But in fact, the only reason those two positions aren’t on the list is that the incumbents, Jedd Gyorko and Cameron Maybin, are carrying contracts that are paying them more than their current market value. Maybin is injury-prone and can’t get on base enough to make his speed a factor on offense, and Gyorko spent the first half of 2014 with the worst OPS in the majors. Don’t get me wrong, I love the Jerk Store and think Maybin still has potential to be an adequate major league center fielder if he can stay healthy. But their current level of play isn’t going to get the Padres to the World Series.
So, with nearly an entire offense to replace, Preller isn’t going to be able to put a contending offense on the field all at once. Even with an unlimited budget, he’d be unlikely to be able to bring in enough impact players to be a major contender. And that brings us to reason number two to wait another year before releasing the high-spending kraken.
The free agent market doesn’t have enough good offensive players.
There are some good pitchers out there, to be sure. Scherzer, Lester, Shields. All will be great additions to whatever team they end up on. But the position players, after the first few, are not difference-makers. The top position players available are Hanley Ramirez, Pablo Sandoval, Nelson Cruz, Russell Martin, Melky Cabrera, Nick Markakis, Adam LaRoche, Asdrubal Cabrera, and Chase Headley.
That seems like a good place to stop.
Ramirez, Sandoval, and Cruz are the only impact players on that list, the kind of players you can build a team around. And at 34 years old, Cruz seems a better fit for a team ready to win immediately. Martin is not enough of an improvement over Rene Rivera to shell out $64 million over four years. What about Melky? I don’t know – it seems unlikely that the Padres would bid heavily to bring in a second player named Cabrera with PED issues.
I’ve never been a Markakis fan, primarily because he’s always a mediocre fantasy baseball player, and he plays in the wrong league on the wrong side of the country for me to get to see him play.

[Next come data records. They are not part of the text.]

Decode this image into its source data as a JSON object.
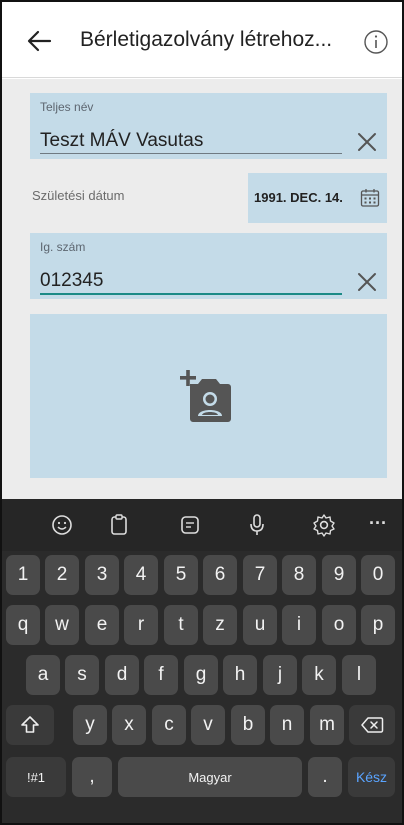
{
  "appbar": {
    "title": "Bérletigazolvány létrehoz..."
  },
  "form": {
    "full_name": {
      "label": "Teljes név",
      "value": "Teszt MÁV Vasutas"
    },
    "birth_date": {
      "label": "Születési dátum",
      "value": "1991. DEC. 14."
    },
    "id_number": {
      "label": "Ig. szám",
      "value": "012345"
    }
  },
  "keyboard": {
    "row_numbers": [
      "1",
      "2",
      "3",
      "4",
      "5",
      "6",
      "7",
      "8",
      "9",
      "0"
    ],
    "row_top": [
      "q",
      "w",
      "e",
      "r",
      "t",
      "z",
      "u",
      "i",
      "o",
      "p"
    ],
    "row_middle": [
      "a",
      "s",
      "d",
      "f",
      "g",
      "h",
      "j",
      "k",
      "l"
    ],
    "row_bottom": [
      "y",
      "x",
      "c",
      "v",
      "b",
      "n",
      "m"
    ],
    "symbols_key": "!#1",
    "comma_key": ",",
    "space_label": "Magyar",
    "period_key": ".",
    "done_key": "Kész",
    "toolbar_more": "···"
  },
  "colors": {
    "field_bg": "#c4dbe8",
    "accent": "#1b8a86",
    "keyboard_bg": "#2b2b2b",
    "key_bg": "#4a4a4a",
    "done": "#5aa4ff"
  },
  "icons": [
    "back-arrow-icon",
    "info-icon",
    "clear-icon",
    "calendar-icon",
    "add-photo-icon",
    "emoji-icon",
    "clipboard-icon",
    "sticker-icon",
    "mic-icon",
    "settings-icon",
    "more-icon",
    "shift-icon",
    "backspace-icon"
  ]
}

But he might be a good addition to this team in this first year of rebuilding. A consistent .290 hitter with mid-teens home run power who never misses a game. He’s not going to win you a championship by himself, but as the Padres work their 2-3 year plan toward postseason relevance, he might be just the kind of affordable pickup (4 years, $50 million) they need to focus on this year.
Of the two remaining impact offensive free agents, Ramirez is the kind of hitter who can carry a team, if he can stay on the field, but Sandoval is by far the guy you’d most want in the clubhouse, and he is clearly a player who thrives in October. Both will likely command about $18 million a year, and the Padres signing either star would instantly put Preller, and the Padres, on the map.
Signing Markakis (or LaRoche) and either Sandoval or Ramirez would run about $30 million a year for the next four years or so. That’s pretty manageable for a team that has stated that it fully intends to spend at least the league average on player salaries.
And then next year’s free agent pool has Justin Upton, Ian Desmond, Mike Napoli, Johnny Cueto, Ben Zobrist, and Jason Heyward, among others. Another $30 million or so a year might add Zobrist and Upton. How are you liking a lineup with Zobrist, Ramirez, Upton, LaRoche, and Gyorko, at 2, 3, 4, 5, and 6? Maybe add Hunter Renfroe in the 7 hole? At a payroll of $140 million? Then we start thinking things like “we could use a better leadoff hitter” instead of “this might be the worst offense in history.”
After nearly a decade without a playoff berth, we are on the verge of changing the way we, and the rest of the country’s baseball fans, think about the Padres. I think I can wait another 2-3 years to get there. How about you?